Flower worms have long, slender green bodies. Their faces are masses of orange tentacles which somewhat resemble flower petals.
Flower worms can grow to be up to five feet long, although they rarely get to this length.
Due to their small stature, highly edible nature, and lack of speed, flower worms are incessantly targeted by Tethys' predators. The only reason the species has not gone extinct is because they reproduce astonishingly quickly, with each one laying about a hundred eggs a week. They are hermaphroditic, and so finding a mate is not an issue. Random mutations prevent the problems normally associated with frequent cloning.
Flower worms eat small plants they find on the forest floor. Ferns, fungi, and mosses make up it's entire diet.
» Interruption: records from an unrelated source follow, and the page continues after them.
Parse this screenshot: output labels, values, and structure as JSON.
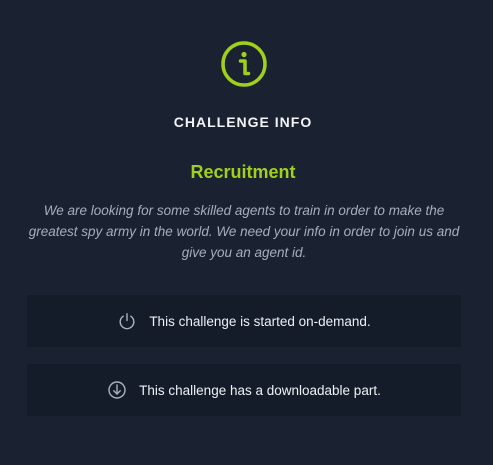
{
  "header": {
    "icon": "info-circle-icon",
    "title": "CHALLENGE INFO"
  },
  "challenge": {
    "name": "Recruitment",
    "description": "We are looking for some skilled agents to train in order to make the greatest spy army in the world. We need your info in order to join us and give you an agent id."
  },
  "features": [
    {
      "icon": "power-icon",
      "text": "This challenge is started on-demand."
    },
    {
      "icon": "download-circle-icon",
      "text": "This challenge has a downloadable part."
    }
  ],
  "colors": {
    "background": "#1a2231",
    "accent": "#9fd11a",
    "box": "#141c29",
    "text": "#eef1f5",
    "muted": "#a6aebb"
  }
}
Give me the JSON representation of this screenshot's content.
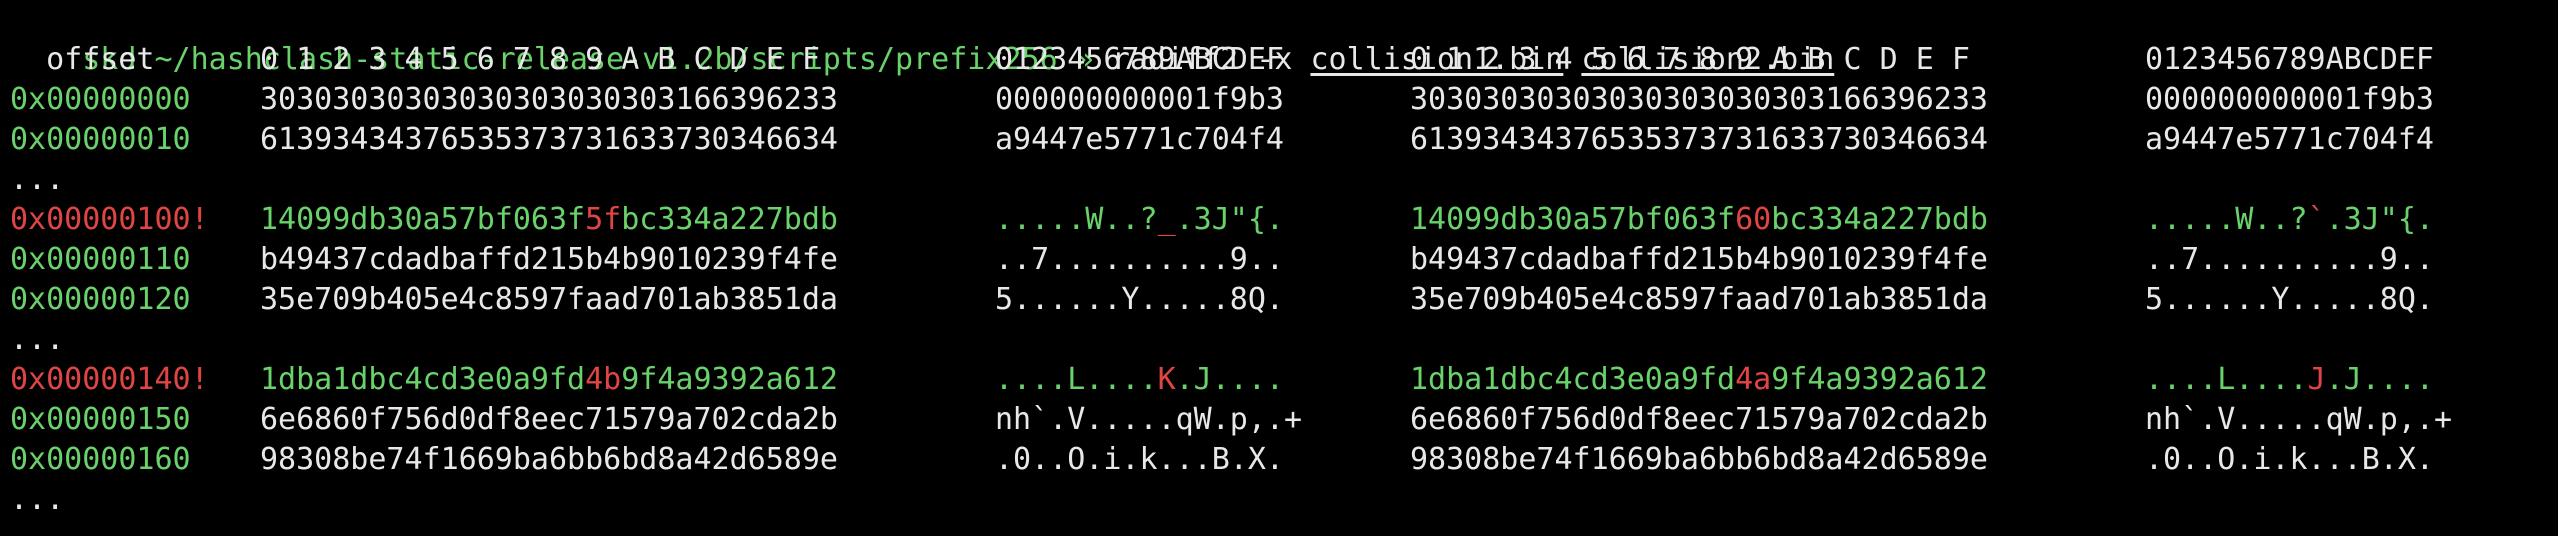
{
  "prompt": {
    "user": "skd",
    "path": "~/hashclash-static-release-v1.2b/scripts/prefix256",
    "symbol": "»",
    "command": "radiff2 -x",
    "file1": "collision1.bin",
    "file2": "collision2.bin"
  },
  "header": {
    "offset": "  offset",
    "hex": "0 1 2 3 4 5 6 7 8 9 A B C D E F",
    "ascii": "0123456789ABCDEF"
  },
  "ellipsis": "...",
  "rows": [
    {
      "offset": "0x00000000",
      "hex1": "30303030303030303030303166396233",
      "ascii1": "000000000001f9b3",
      "hex2": "30303030303030303030303166396233",
      "ascii2": "000000000001f9b3"
    },
    {
      "offset": "0x00000010",
      "hex1": "61393434376535373731633730346634",
      "ascii1": "a9447e5771c704f4",
      "hex2": "61393434376535373731633730346634",
      "ascii2": "a9447e5771c704f4"
    },
    {
      "offset": "0x00000100!",
      "hex1_pre": "14099db30a57bf063f",
      "hex1_diff": "5f",
      "hex1_post": "bc334a227bdb",
      "ascii1_pre": ".....W..?",
      "ascii1_diff": "_",
      "ascii1_post": ".3J\"{.",
      "hex2_pre": "14099db30a57bf063f",
      "hex2_diff": "60",
      "hex2_post": "bc334a227bdb",
      "ascii2_pre": ".....W..?",
      "ascii2_diff": "`",
      "ascii2_post": ".3J\"{."
    },
    {
      "offset": "0x00000110",
      "hex1": "b49437cdadbaffd215b4b9010239f4fe",
      "ascii1": "..7..........9..",
      "hex2": "b49437cdadbaffd215b4b9010239f4fe",
      "ascii2": "..7..........9.."
    },
    {
      "offset": "0x00000120",
      "hex1": "35e709b405e4c8597faad701ab3851da",
      "ascii1": "5......Y.....8Q.",
      "hex2": "35e709b405e4c8597faad701ab3851da",
      "ascii2": "5......Y.....8Q."
    },
    {
      "offset": "0x00000140!",
      "hex1_pre": "1dba1dbc4cd3e0a9fd",
      "hex1_diff": "4b",
      "hex1_post": "9f4a9392a612",
      "ascii1_pre": "....L....",
      "ascii1_diff": "K",
      "ascii1_post": ".J....",
      "hex2_pre": "1dba1dbc4cd3e0a9fd",
      "hex2_diff": "4a",
      "hex2_post": "9f4a9392a612",
      "ascii2_pre": "....L....",
      "ascii2_diff": "J",
      "ascii2_post": ".J...."
    },
    {
      "offset": "0x00000150",
      "hex1": "6e6860f756d0df8eec71579a702cda2b",
      "ascii1": "nh`.V.....qW.p,.+",
      "hex2": "6e6860f756d0df8eec71579a702cda2b",
      "ascii2": "nh`.V.....qW.p,.+"
    },
    {
      "offset": "0x00000160",
      "hex1": "98308be74f1669ba6bb6bd8a42d6589e",
      "ascii1": ".0..O.i.k...B.X.",
      "hex2": "98308be74f1669ba6bb6bd8a42d6589e",
      "ascii2": ".0..O.i.k...B.X."
    }
  ],
  "colors": {
    "background": "#000000",
    "text": "#e8e8e8",
    "green": "#6ad26a",
    "red": "#e04545"
  }
}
Flower worms are not particularly intelligent, and they spend their lives blindly trying to find food and avoid predators.